GOAL OF THE EXERCISE: Go through the records that follow and tally the lines with "data" in them; answer with the number alone.

====== GIVEN INFORMATION ======

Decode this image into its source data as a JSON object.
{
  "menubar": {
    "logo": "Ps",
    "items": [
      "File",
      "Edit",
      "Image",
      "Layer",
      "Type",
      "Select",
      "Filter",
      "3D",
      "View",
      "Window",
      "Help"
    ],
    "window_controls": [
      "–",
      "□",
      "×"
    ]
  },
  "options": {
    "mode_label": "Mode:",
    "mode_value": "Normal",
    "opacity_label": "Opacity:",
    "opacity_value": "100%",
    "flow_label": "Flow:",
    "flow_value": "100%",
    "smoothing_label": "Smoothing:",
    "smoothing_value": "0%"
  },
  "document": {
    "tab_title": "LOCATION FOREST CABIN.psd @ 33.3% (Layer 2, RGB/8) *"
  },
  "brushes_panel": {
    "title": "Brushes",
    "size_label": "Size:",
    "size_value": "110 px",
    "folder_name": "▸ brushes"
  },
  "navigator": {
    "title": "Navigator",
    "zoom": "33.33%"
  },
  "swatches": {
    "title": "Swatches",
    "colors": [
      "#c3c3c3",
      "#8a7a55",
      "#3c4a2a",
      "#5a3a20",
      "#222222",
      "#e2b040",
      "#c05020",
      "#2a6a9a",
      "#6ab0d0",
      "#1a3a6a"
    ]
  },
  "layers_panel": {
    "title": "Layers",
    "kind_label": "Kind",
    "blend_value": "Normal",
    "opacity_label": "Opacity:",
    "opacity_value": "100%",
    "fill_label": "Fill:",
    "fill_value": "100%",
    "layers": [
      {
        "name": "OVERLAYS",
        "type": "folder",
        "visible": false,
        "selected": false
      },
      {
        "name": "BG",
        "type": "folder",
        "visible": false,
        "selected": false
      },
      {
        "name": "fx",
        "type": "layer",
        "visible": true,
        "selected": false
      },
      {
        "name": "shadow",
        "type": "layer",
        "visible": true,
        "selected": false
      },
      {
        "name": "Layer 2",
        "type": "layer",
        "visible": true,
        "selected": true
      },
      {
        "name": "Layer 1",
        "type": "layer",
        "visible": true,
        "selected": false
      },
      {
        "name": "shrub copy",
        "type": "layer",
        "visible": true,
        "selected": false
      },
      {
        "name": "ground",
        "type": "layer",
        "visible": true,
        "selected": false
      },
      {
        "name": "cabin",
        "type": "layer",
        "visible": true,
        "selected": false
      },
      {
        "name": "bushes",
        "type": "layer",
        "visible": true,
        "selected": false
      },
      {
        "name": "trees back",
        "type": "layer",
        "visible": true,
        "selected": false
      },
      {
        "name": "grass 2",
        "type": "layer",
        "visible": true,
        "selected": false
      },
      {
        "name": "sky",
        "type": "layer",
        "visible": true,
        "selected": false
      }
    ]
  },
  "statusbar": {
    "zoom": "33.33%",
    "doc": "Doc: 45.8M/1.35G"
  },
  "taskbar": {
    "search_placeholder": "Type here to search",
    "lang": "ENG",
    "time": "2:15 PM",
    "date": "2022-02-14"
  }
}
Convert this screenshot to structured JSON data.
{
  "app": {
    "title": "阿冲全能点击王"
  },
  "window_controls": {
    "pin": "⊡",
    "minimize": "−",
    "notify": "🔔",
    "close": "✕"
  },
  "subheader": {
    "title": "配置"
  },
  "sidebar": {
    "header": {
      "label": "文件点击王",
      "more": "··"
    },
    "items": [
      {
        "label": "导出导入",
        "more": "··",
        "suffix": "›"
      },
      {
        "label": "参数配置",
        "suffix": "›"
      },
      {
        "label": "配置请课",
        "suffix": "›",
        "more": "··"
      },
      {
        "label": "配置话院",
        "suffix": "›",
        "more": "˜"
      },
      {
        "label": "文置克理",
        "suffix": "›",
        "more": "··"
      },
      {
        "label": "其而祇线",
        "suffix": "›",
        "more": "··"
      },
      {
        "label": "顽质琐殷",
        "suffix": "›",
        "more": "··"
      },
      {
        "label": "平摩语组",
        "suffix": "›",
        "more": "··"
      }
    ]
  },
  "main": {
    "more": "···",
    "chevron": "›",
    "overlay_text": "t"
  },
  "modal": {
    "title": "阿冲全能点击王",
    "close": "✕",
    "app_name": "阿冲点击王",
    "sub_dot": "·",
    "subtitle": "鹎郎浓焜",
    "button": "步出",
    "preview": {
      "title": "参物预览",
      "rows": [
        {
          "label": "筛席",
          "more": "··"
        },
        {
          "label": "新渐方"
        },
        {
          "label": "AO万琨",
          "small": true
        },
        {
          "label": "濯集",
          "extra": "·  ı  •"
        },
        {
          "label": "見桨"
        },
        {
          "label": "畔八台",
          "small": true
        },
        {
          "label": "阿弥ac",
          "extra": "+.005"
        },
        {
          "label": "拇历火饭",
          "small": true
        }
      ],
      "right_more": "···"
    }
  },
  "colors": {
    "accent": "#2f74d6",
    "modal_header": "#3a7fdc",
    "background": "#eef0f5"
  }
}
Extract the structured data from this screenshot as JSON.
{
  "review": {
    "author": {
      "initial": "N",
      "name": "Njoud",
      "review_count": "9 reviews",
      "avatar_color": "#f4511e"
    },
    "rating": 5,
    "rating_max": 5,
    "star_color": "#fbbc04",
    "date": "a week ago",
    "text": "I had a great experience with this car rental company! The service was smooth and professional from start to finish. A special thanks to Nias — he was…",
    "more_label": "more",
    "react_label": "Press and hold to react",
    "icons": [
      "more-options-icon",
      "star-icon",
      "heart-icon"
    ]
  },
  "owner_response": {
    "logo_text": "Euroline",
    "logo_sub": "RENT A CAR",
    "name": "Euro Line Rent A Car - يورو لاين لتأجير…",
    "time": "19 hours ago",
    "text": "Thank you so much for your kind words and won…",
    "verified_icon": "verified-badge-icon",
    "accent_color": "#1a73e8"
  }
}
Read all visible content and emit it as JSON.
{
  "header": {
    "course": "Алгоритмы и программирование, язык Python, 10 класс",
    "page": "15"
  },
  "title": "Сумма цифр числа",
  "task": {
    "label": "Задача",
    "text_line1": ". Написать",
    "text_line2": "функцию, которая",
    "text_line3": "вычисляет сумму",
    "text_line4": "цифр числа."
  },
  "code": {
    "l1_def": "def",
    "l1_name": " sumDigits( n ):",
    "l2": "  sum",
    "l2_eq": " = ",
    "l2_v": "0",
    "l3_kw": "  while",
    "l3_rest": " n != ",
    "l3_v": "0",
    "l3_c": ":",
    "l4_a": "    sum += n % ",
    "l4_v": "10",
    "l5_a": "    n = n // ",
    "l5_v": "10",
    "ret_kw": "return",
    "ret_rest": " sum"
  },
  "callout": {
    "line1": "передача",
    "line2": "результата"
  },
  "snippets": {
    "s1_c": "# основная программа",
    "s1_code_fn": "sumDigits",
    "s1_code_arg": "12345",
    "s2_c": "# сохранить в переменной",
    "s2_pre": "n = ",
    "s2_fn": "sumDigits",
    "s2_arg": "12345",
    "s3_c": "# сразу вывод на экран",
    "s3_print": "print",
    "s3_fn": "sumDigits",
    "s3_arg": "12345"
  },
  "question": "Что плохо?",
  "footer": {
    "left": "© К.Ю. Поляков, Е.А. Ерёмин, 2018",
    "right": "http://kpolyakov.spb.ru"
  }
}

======

COMPLETED EXERCISE: 3